Benowitz hit a 3 to get Tenafly to within 45-42 with 3:04 to go and Celli made a 3-point game for the final time at 47-44 with 2:23 to go, but the Tigers could not afford to sit in the zone any longer and as soon as they came out to play man, Seals recognized it, pushed into the lane and created the 3-point play at kind of put a capper on the evening’s festivities.

Ben Roberts helped lead Tenafly to its best season since 1968 and maybe ever.

“Even though we are an inexperienced group and we are young, we are a real close group, we have good chemistry, we are good friends off the court and we all just want the best for each other,” said Seals. “And we all want to win so we all try to make the right plays all of the time.”

Ramapo advances to the Group 3 semis where it will play North 2 champion Colonia while Tenafly saw what was probably the best season in school history and definitely the best since 1968, come to an end with a 20-5 record.

“I will always think back to think what else I could have done. It’s always my fault as a coach and I will always think about what I could have done differently or what something else I might have said to make a difference, but I am so proud of the guys. They worked so hard and they were right there,” said Jeff Koehler, the head coach of three different sports at Tenafly. “This was one of the favorite teams I have ever had. I could have, literally, left the gym and those guys, those captains (Bobby Kwon, Celli and Roberts) would have run practice better than I could have if I was there. That is when you know, like with my volleyball program a couple of years ago that won [a section title], that you have a championship level team. I am going to miss this group.”

Kwon missed the entire season with a knee injury and would, which opened the spot for Benowitz, the only junior in the starting lineup. Benowitz scored all of his 9 points in the second half and the rest of the Tigers’ points came from the four senior starters. Celli closed out his career with 20, Roberts added 6 and Newman and Yoav Regev had 5 apiece for Tenafly.

Burleson (20 points), Seals (16) and Sloan (11), the only senior on the Ramapo roster, all finished in double figures. Eglinton Manner added 9 and Chris Cervino had the other field goal for the Raiders, who improved 22-6 on the season and will carry a six-game winning streak into the semifinals, which will pit a team from Bergen County against a team from Middlesex County in the oddest of neutral sites. That game is scheduled for Phillipsburg High School, smack dab on the Pennsylvania border, with a 7:00 p.m. start time on a school night.

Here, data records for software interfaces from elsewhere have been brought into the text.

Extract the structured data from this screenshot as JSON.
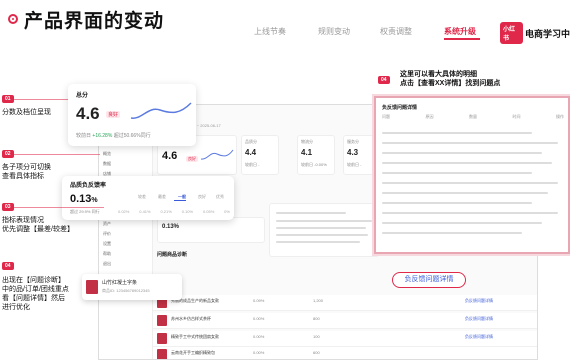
{
  "header": {
    "title": "产品界面的变动",
    "nav": [
      "上线节奏",
      "规则变动",
      "权责调整",
      "系统升级"
    ],
    "active_nav": "系统升级",
    "brand_logo": "小红书",
    "brand_text": "电商学习中"
  },
  "steps": [
    {
      "num": "01",
      "text": "分数及档位呈现"
    },
    {
      "num": "02",
      "text_lines": [
        "各子项分可切换",
        "查看具体指标"
      ]
    },
    {
      "num": "03",
      "text_lines": [
        "指标表现情况",
        "优先调整【最差/较差】"
      ]
    },
    {
      "num": "04",
      "text_lines": [
        "出现在【问题诊断】",
        "中的品/订单/团线重点",
        "看【问题详情】然后",
        "进行优化"
      ]
    },
    {
      "num": "04",
      "text_lines": [
        "这里可以看大具体的明细",
        "点击【查看XX详情】找到问题点"
      ]
    }
  ],
  "score_card": {
    "title": "总分",
    "score": "4.6",
    "badge": "良好",
    "foot_a": "较前日",
    "foot_b": "+16.28%",
    "foot_c": "超过50.66%同行"
  },
  "dashboard": {
    "breadcrumb": "统计时间: 2025-03-19 ~ 2025-06-17",
    "score": "4.6",
    "badge": "良好",
    "sub_cards": [
      {
        "label": "品质分",
        "value": "4.4",
        "sub": "较前日 -"
      },
      {
        "label": "物流分",
        "value": "4.1",
        "sub": "较前日 -0.00%"
      },
      {
        "label": "服务分",
        "value": "4.3",
        "sub": "较前日 -"
      }
    ],
    "sidebar": [
      "概览",
      "数据",
      "店铺",
      "商品",
      "订单",
      "售后",
      "营销",
      "资产",
      "评价",
      "设置",
      "帮助",
      "退出"
    ],
    "metric_title": "品质负反馈率",
    "metric_value": "0.13%",
    "diag_title": "问题商品诊断",
    "table_rows": [
      {
        "name": "秀丽的成品生产的新品女款",
        "rate": "0.09%",
        "tag": "问题较多",
        "count": "1,200",
        "link": "负反馈问题详情"
      },
      {
        "name": "苏州水乡仿古样式茶杯",
        "rate": "0.00%",
        "tag": "",
        "count": "800",
        "link": "负反馈问题详情"
      },
      {
        "name": "精致手工中式传统团扇女款",
        "rate": "0.00%",
        "tag": "",
        "count": "100",
        "link": "负反馈问题详情"
      },
      {
        "name": "云南花开手工编织精致包",
        "rate": "0.00%",
        "tag": "",
        "count": "600",
        "link": "负反馈问题详情"
      }
    ]
  },
  "quality_popup": {
    "title": "品质负反馈率",
    "tabs": [
      "较差",
      "最差",
      "一般",
      "良好",
      "优秀"
    ],
    "active_tab": "一般",
    "value": "0.13",
    "unit": "%",
    "foot": "超过 29.9% 同行",
    "scale": [
      "0.02%",
      "0.41%",
      "0.21%",
      "0.10%",
      "0.05%",
      "0%"
    ]
  },
  "diag_popup": {
    "name": "山竹红凝土字条",
    "id": "商品ID: 123456789012345"
  },
  "feedback_button": "负反馈问题详情",
  "detail_panel": {
    "title": "负反馈问题详情",
    "columns": [
      "问题",
      "原因",
      "数量",
      "时间",
      "操作"
    ]
  },
  "colors": {
    "accent": "#e0284a",
    "link": "#3a5bd9"
  }
}
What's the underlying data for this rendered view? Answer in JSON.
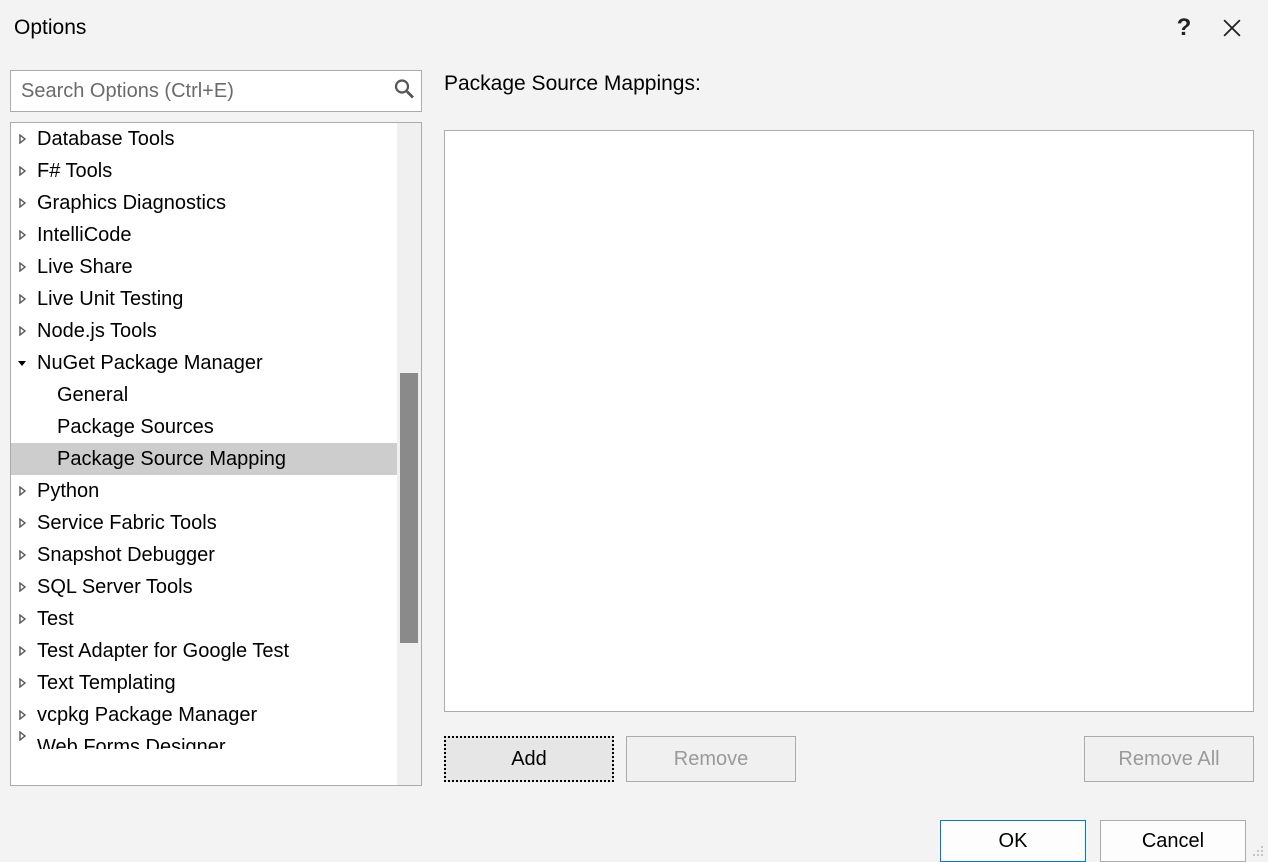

“I give all the credit to my players. They are well beyond their years, they are a great group and they have played together growing up, youth basketball, so they have a good chemistry,” said Veir. “They just have IT. Whatever IT is, they have IT and I am just super fortunate to be their coach.”